Collected data:
::::::

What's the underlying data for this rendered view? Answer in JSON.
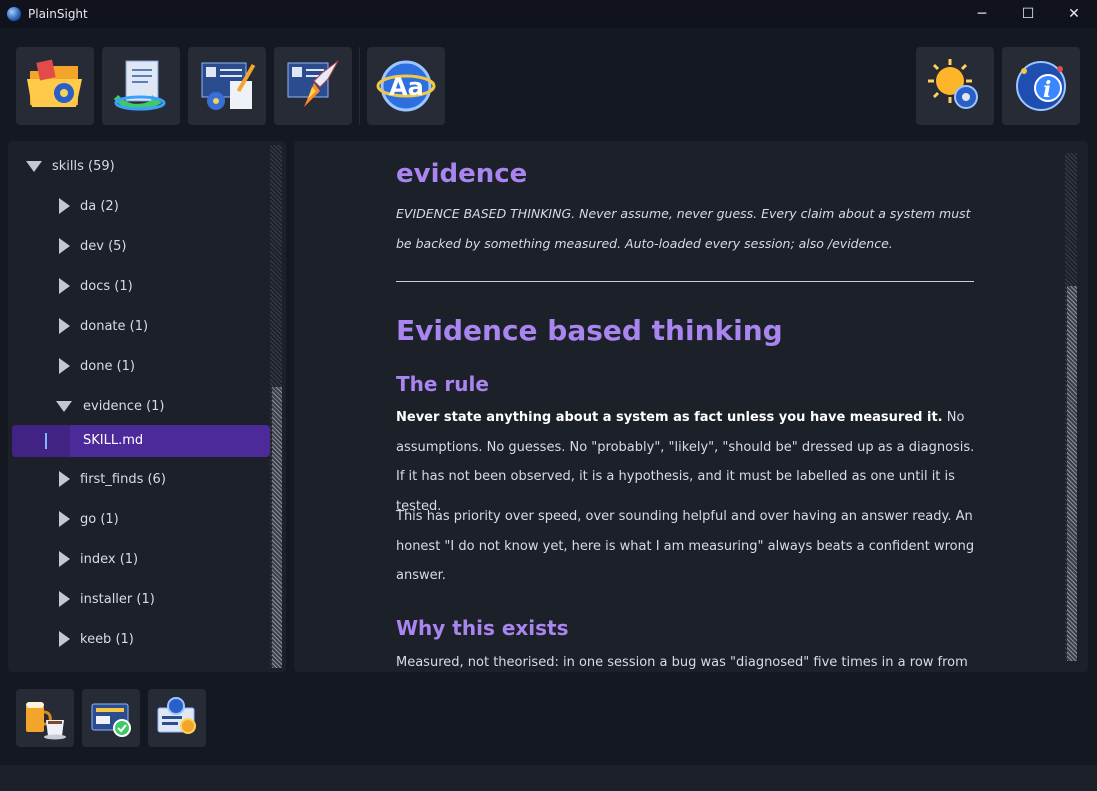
{
  "window": {
    "title": "PlainSight",
    "minimize": "─",
    "maximize": "☐",
    "close": "✕"
  },
  "toolbar": {
    "left_buttons": [
      "open-folder-icon",
      "reload-document-icon",
      "edit-document-icon",
      "publish-document-icon",
      "font-settings-icon"
    ],
    "right_buttons": [
      "theme-settings-icon",
      "about-info-icon"
    ]
  },
  "tree": {
    "root": "skills (59)",
    "items": [
      {
        "label": "da (2)",
        "expanded": false
      },
      {
        "label": "dev (5)",
        "expanded": false
      },
      {
        "label": "docs (1)",
        "expanded": false
      },
      {
        "label": "donate (1)",
        "expanded": false
      },
      {
        "label": "done (1)",
        "expanded": false
      },
      {
        "label": "evidence (1)",
        "expanded": true
      },
      {
        "label": "first_finds (6)",
        "expanded": false
      },
      {
        "label": "go (1)",
        "expanded": false
      },
      {
        "label": "index (1)",
        "expanded": false
      },
      {
        "label": "installer (1)",
        "expanded": false
      },
      {
        "label": "keeb (1)",
        "expanded": false
      }
    ],
    "selected_file": "SKILL.md"
  },
  "content": {
    "skill_name": "evidence",
    "description": "EVIDENCE BASED THINKING. Never assume, never guess. Every claim about a system must be backed by something measured. Auto-loaded every session; also /evidence.",
    "heading": "Evidence based thinking",
    "section1_title": "The rule",
    "section1_bold": "Never state anything about a system as fact unless you have measured it.",
    "section1_rest": " No assumptions. No guesses. No \"probably\", \"likely\", \"should be\" dressed up as a diagnosis. If it has not been observed, it is a hypothesis, and it must be labelled as one until it is tested.",
    "section1_para2": "This has priority over speed, over sounding helpful and over having an answer ready. An honest \"I do not know yet, here is what I am measuring\" always beats a confident wrong answer.",
    "section2_title": "Why this exists",
    "section2_text": "Measured, not theorised: in one session a bug was \"diagnosed\" five times in a row from"
  },
  "bottom_buttons": [
    "donate-coffee-icon",
    "license-ui-icon",
    "license-model-icon"
  ],
  "colors": {
    "accent": "#a985f0",
    "selection": "#4c2a9a",
    "panel": "#1c2029",
    "background": "#141821"
  }
}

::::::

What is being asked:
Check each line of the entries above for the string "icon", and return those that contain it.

Output of the exercise:
      "open-folder-icon",
      "reload-document-icon",
      "edit-document-icon",
      "publish-document-icon",
      "font-settings-icon"
      "theme-settings-icon",
      "about-info-icon"
    "donate-coffee-icon",
    "license-ui-icon",
    "license-model-icon"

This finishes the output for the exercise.